Copy every line of the records that includes the word "Configuration".

Segment Start: Exercise materials

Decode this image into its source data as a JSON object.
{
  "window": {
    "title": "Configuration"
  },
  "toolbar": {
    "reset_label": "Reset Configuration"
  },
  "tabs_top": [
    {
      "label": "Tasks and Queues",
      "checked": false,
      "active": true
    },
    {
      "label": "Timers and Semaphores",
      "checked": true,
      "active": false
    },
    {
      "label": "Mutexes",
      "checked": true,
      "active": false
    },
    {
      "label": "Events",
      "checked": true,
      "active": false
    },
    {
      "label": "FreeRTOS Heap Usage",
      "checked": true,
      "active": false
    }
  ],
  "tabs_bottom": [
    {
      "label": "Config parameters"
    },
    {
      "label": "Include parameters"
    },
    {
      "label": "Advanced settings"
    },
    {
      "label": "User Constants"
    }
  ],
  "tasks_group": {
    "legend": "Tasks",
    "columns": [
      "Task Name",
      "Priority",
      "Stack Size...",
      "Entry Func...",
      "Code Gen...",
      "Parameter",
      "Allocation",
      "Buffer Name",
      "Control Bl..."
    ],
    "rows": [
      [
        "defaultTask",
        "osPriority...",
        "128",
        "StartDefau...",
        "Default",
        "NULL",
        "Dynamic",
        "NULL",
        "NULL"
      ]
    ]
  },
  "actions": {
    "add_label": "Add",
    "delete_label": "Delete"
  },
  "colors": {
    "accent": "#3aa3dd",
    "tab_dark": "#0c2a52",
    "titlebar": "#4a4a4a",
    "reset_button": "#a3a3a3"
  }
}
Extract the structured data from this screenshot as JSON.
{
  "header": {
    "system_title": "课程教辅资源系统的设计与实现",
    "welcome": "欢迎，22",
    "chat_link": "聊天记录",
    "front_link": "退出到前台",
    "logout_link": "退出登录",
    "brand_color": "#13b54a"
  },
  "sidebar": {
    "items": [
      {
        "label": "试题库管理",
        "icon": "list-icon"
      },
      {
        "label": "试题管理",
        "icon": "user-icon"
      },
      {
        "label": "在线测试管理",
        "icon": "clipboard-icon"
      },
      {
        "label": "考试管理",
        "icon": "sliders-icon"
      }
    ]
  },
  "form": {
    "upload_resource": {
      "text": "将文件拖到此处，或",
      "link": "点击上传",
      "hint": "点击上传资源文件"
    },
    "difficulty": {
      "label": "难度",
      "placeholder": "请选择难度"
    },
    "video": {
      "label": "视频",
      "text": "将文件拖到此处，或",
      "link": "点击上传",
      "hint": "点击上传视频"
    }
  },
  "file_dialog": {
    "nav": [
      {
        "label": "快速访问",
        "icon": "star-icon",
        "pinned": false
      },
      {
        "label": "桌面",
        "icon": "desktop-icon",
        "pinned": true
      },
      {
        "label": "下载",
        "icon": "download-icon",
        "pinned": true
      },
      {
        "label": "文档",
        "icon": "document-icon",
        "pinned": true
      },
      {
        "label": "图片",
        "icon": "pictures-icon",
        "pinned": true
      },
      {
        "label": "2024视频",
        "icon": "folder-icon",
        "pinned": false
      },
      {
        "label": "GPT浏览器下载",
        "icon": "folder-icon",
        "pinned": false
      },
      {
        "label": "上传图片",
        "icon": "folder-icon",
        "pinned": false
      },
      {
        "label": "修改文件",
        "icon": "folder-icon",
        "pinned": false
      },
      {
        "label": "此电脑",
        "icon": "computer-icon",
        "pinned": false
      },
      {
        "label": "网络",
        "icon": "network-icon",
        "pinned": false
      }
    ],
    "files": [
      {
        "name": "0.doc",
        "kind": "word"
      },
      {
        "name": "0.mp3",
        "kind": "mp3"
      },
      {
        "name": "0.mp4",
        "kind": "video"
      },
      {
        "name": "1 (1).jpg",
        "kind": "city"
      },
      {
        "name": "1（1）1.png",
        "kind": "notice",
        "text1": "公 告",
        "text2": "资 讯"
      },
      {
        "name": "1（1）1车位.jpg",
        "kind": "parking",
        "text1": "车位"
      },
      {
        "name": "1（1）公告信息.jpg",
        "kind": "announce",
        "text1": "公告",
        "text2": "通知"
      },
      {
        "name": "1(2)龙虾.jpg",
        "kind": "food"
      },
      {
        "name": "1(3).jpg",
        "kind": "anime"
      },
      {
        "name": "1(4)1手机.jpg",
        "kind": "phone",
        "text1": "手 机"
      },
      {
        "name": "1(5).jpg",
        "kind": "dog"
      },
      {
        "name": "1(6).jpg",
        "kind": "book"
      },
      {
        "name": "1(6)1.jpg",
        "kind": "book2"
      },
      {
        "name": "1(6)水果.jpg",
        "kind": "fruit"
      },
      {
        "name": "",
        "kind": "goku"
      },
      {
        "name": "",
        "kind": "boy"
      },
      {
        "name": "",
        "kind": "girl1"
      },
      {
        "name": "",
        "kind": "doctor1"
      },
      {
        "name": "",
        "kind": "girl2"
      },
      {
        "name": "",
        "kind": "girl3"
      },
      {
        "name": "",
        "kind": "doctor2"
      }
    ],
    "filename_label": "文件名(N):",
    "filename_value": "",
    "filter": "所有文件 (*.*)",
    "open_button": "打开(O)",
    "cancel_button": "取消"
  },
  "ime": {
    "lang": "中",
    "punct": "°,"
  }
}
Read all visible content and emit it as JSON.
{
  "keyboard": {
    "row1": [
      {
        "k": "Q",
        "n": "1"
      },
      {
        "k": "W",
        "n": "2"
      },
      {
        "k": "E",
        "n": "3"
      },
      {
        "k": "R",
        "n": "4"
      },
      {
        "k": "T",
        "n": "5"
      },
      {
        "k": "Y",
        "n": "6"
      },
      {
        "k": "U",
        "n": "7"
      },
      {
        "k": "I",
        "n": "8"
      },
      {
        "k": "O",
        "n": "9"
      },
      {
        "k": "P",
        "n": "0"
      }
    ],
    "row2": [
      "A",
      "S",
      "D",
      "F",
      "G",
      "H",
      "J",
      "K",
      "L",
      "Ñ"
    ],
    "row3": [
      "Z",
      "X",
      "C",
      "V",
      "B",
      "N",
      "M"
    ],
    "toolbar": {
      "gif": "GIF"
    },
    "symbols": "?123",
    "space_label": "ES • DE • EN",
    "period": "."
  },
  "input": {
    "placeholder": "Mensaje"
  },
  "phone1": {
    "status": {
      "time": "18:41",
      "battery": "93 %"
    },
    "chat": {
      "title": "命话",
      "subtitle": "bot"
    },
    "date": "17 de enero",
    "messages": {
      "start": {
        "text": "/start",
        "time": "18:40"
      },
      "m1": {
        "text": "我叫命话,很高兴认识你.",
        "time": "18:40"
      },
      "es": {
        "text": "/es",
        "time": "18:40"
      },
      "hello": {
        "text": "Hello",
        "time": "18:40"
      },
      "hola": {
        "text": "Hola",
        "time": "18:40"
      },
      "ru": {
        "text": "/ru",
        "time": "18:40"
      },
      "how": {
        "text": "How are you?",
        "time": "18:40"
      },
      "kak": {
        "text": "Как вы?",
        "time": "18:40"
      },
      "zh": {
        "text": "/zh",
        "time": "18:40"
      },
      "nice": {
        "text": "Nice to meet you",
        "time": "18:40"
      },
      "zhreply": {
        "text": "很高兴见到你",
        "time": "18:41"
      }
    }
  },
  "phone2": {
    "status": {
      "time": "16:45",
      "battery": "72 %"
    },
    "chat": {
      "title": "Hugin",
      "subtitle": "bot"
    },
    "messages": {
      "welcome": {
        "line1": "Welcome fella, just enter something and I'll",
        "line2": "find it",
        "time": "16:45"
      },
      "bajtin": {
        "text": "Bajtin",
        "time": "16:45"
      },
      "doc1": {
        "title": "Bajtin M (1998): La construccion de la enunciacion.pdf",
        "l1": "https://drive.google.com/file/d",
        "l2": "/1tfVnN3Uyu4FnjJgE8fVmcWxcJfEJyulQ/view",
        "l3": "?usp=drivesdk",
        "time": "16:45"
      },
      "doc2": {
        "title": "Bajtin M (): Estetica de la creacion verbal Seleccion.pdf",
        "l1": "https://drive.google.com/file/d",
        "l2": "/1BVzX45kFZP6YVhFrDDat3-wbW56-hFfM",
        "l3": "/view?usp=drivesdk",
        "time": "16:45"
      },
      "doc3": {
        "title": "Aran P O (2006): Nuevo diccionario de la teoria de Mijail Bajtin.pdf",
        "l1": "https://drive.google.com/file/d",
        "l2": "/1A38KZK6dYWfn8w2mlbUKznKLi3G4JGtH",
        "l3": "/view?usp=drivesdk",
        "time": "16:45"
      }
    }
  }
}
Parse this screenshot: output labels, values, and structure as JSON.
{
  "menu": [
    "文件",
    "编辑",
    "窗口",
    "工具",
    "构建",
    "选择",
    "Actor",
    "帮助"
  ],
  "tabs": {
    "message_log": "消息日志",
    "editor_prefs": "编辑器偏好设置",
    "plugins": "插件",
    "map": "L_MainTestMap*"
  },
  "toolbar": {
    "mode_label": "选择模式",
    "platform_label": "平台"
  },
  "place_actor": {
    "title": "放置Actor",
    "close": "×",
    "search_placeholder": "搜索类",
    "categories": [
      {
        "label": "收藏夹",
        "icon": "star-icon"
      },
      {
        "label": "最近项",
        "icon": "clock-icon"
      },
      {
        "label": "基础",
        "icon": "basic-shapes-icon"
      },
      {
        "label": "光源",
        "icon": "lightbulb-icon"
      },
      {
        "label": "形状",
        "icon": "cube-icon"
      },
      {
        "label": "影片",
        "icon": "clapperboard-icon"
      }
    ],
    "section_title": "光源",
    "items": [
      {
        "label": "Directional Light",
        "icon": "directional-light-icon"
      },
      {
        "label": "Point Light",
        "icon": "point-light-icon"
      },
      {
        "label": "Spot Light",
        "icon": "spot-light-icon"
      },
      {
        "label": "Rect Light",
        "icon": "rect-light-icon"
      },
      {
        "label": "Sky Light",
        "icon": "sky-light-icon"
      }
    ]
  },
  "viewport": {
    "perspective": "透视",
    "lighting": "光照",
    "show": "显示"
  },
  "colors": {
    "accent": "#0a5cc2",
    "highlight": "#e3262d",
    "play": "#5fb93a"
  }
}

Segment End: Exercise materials

● **Solved exercise**
    "title": "Configuration"
    "reset_label": "Reset Configuration"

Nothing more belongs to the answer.